“There’s no space to think he is a quite good manager, any more,” says the writer and journalist Rory Smith, with whom Benitez collaborated on the book Champions League Dreams, which charts, game plan by game plan, how he made Liverpool such a fearful team in Europe once again. The arrival of Benitez at Liverpool and Jose Mourinho at Chelsea in 2004 coincided with the explosion in football forums, intensifying the debate in a realm where there are few shades of grey.
The man deserves better. In his final two months at Chelsea, a squad minus six of the players Mourinho possesses now – Willian, André Schürrle, Marco van Ginkel, Samuel Eto’o, Kevin De Bruyne and Michael Essien – beat Manchester United twice, won the Europa League and took 26 points from 30 in the Premier League. Then he vanished without fanfare.
There are compensations about life in the shadow of Mount Vesuvius, like an audience which puts the football pitch above his personality. “I think I’ve talked more about tactics in nine weeks than I did in nine years in England,” he told me last week. But the sense that he would savour another chance to demonstrate his ability to the British public is unmistakeable. His wife and daughters still live on their beloved Merseyside. He can answer his phone there, too. Yes, he’d take the slings and arrows again in a flash.
It is not the coaches that Moyes needs the most
The way an interview given by the former Manchester United goalkeeping coach Eric Steele to the respected fanzine United We Stand – in which he claims that David Moyes went against Sir Alex Ferguson’s advice by not retaining the old man’s back-room staff – has been picked up makes it sound like a mildly bitter “I-told-you-so” from the previous regime, towards a faltering new manager who now keeps telling us he doesn’t know much about his squad. But the timings are significant. The full 6,000-word interview with Steele was undertaken by UWS’s Andy Mitten on 8 August – three days before the season even started. A different string of results would have given Steele’s words far less resonance now. It should also be said that Steele also turned down financial offers for his story, knowing that the highly respected Mitten would tell it fully and without sensation.
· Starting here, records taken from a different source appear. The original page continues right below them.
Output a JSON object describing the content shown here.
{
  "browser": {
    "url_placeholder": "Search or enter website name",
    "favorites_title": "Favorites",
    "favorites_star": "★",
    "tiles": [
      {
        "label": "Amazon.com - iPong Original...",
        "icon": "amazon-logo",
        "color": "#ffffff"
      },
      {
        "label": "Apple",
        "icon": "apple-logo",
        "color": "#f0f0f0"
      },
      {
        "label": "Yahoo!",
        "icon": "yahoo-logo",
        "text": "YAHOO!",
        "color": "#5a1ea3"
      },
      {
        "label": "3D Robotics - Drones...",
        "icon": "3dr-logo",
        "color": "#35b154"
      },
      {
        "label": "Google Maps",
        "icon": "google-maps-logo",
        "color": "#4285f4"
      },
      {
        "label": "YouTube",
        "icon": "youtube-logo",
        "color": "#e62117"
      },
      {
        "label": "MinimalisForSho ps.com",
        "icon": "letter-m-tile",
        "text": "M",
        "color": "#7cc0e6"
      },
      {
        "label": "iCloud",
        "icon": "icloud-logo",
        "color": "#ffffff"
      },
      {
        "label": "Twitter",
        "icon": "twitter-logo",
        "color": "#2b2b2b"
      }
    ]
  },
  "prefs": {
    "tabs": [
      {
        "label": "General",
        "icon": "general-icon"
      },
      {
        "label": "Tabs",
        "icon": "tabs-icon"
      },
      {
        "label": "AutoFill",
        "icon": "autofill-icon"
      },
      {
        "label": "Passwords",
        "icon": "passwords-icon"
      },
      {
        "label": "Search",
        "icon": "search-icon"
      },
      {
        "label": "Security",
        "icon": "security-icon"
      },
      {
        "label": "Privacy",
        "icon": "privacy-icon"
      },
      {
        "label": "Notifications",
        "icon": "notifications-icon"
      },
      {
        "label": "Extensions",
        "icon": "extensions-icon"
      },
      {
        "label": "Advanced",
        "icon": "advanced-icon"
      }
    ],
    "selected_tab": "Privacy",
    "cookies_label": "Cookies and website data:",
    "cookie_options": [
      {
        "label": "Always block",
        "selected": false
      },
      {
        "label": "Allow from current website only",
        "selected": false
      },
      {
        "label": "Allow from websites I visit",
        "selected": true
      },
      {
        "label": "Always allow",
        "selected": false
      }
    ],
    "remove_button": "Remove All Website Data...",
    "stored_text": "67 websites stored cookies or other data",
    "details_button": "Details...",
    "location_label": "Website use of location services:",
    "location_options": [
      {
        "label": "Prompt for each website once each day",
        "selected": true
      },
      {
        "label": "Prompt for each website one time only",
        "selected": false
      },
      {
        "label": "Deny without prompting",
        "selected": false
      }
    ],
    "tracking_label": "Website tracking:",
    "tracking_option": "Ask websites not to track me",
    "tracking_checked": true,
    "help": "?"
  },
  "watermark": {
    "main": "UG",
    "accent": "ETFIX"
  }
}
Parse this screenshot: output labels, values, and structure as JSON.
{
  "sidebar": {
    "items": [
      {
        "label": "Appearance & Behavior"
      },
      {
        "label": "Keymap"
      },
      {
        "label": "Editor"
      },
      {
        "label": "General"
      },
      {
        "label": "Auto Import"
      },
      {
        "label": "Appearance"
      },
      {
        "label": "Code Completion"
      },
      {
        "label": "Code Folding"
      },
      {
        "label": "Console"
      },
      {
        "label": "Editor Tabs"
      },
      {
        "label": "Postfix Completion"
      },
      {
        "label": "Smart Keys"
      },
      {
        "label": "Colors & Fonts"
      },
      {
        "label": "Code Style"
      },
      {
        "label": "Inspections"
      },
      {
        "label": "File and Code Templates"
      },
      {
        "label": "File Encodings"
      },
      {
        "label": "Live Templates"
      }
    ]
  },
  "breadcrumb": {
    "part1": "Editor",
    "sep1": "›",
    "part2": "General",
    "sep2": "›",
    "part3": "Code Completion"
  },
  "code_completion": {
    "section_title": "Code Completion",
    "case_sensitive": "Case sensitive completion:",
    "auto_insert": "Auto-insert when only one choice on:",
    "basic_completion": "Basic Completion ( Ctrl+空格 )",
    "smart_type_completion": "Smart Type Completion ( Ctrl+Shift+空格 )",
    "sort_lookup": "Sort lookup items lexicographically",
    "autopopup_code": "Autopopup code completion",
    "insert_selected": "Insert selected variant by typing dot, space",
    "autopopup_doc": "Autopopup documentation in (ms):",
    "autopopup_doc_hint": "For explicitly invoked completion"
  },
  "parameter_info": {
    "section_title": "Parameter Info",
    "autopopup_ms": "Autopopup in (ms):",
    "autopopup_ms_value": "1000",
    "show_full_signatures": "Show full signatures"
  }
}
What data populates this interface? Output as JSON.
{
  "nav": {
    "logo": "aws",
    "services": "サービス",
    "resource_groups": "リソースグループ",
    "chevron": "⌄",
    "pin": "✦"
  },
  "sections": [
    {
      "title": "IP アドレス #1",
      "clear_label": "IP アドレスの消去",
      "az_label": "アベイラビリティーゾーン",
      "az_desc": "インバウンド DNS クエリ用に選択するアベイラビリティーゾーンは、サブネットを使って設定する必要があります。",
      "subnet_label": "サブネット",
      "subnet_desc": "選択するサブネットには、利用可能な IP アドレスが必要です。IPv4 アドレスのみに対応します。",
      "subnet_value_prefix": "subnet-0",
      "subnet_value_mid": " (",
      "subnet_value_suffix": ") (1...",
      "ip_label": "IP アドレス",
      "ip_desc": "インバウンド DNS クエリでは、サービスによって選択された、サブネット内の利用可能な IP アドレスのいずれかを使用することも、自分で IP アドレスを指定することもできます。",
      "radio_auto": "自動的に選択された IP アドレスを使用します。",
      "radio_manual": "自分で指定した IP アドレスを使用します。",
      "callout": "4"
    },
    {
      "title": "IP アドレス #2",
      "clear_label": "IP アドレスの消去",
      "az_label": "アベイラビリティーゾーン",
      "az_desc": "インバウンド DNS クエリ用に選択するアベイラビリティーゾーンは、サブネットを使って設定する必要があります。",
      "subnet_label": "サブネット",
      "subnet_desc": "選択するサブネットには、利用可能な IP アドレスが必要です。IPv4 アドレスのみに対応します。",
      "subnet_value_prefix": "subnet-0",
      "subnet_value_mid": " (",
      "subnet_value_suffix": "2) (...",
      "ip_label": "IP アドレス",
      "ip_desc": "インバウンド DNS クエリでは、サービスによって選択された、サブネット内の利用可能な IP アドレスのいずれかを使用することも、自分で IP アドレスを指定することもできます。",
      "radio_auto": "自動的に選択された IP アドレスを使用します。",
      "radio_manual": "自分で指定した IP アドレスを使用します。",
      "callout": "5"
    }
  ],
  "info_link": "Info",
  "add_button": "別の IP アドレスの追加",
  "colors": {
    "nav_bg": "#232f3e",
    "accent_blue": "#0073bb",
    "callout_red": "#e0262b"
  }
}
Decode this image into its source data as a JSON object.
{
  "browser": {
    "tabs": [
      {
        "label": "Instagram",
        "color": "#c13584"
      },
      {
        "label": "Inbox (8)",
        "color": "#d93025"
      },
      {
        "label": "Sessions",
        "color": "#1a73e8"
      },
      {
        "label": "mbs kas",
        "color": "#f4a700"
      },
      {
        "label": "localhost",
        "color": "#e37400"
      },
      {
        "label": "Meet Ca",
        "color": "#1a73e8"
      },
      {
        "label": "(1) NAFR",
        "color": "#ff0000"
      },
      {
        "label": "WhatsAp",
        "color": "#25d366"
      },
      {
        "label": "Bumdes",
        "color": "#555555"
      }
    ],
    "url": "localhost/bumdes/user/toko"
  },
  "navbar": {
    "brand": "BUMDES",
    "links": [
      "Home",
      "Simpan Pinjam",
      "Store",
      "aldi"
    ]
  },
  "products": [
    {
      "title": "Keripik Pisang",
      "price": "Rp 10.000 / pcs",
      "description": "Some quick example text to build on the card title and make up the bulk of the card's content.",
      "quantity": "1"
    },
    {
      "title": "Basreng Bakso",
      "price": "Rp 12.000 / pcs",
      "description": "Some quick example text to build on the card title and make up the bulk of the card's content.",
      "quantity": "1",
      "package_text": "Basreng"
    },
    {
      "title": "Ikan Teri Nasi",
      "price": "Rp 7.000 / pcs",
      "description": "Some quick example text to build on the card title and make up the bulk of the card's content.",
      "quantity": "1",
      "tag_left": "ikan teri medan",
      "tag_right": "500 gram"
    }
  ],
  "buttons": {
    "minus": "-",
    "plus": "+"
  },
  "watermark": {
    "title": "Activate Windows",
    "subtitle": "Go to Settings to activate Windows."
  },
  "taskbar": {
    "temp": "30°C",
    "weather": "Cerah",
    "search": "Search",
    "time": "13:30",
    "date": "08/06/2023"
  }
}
But even when the juicier components of a generally very positive interview are picked off there are grounds to defend the new manager against the accusation that he failed to adhere to Ferguson’s suggestion that he should “keep what you’ve got,” as Steele tells it.
United did offer first-team coach Rene Meulensteen the chance to stay at Carrington. He passed it up – because he felt the new manager’s hands-on approach to training would eclipse him. The value of Moyes retaining Ferguson’s goalkeeping coach is surely marginal.
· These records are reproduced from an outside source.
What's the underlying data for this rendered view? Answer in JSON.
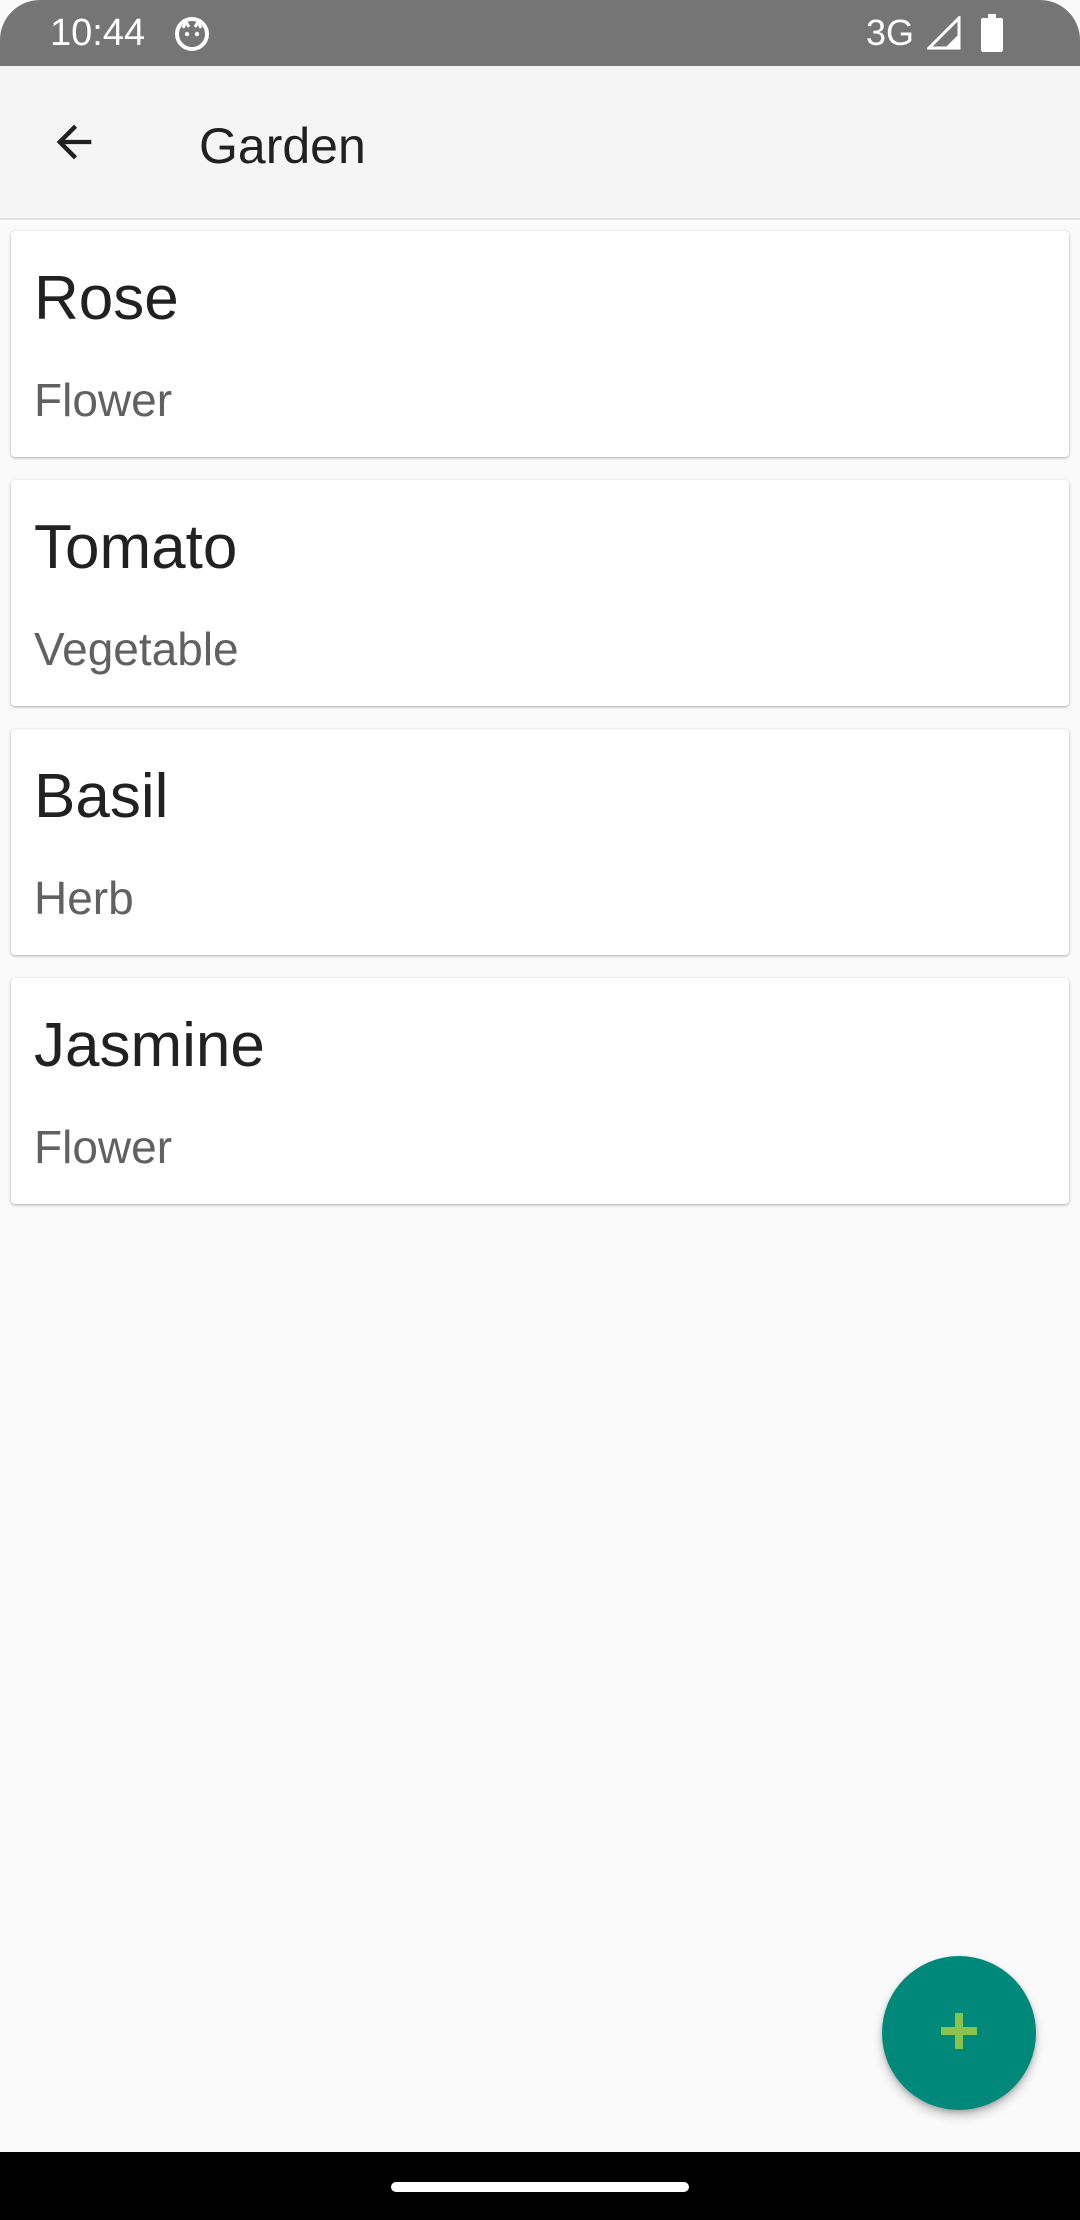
{
  "status_bar": {
    "time": "10:44",
    "network": "3G",
    "icons": [
      "cat-notification-icon",
      "cell-signal-icon",
      "battery-icon"
    ]
  },
  "app_bar": {
    "title": "Garden",
    "back_icon": "arrow-back-icon"
  },
  "plants": [
    {
      "name": "Rose",
      "type": "Flower"
    },
    {
      "name": "Tomato",
      "type": "Vegetable"
    },
    {
      "name": "Basil",
      "type": "Herb"
    },
    {
      "name": "Jasmine",
      "type": "Flower"
    }
  ],
  "fab": {
    "icon": "add-icon",
    "color": "#00897B",
    "icon_color": "#8BC34A"
  },
  "colors": {
    "status_bar": "#757575",
    "app_bar": "#F5F5F5",
    "background": "#FAFAFA",
    "card": "#FFFFFF",
    "primary_text": "#212121",
    "secondary_text": "#616161"
  }
}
Mike Phelan, Ferguson’s assistant and the member of that back-room triumvirate for whom the 71-year-old had highest regard, might have been of most value to United now – though by keeping Ferguson’s staff Moyes would have faced the allegation that he is not his own man. United’s single biggest folly was allowing their manager and chief executive to leave on the same day.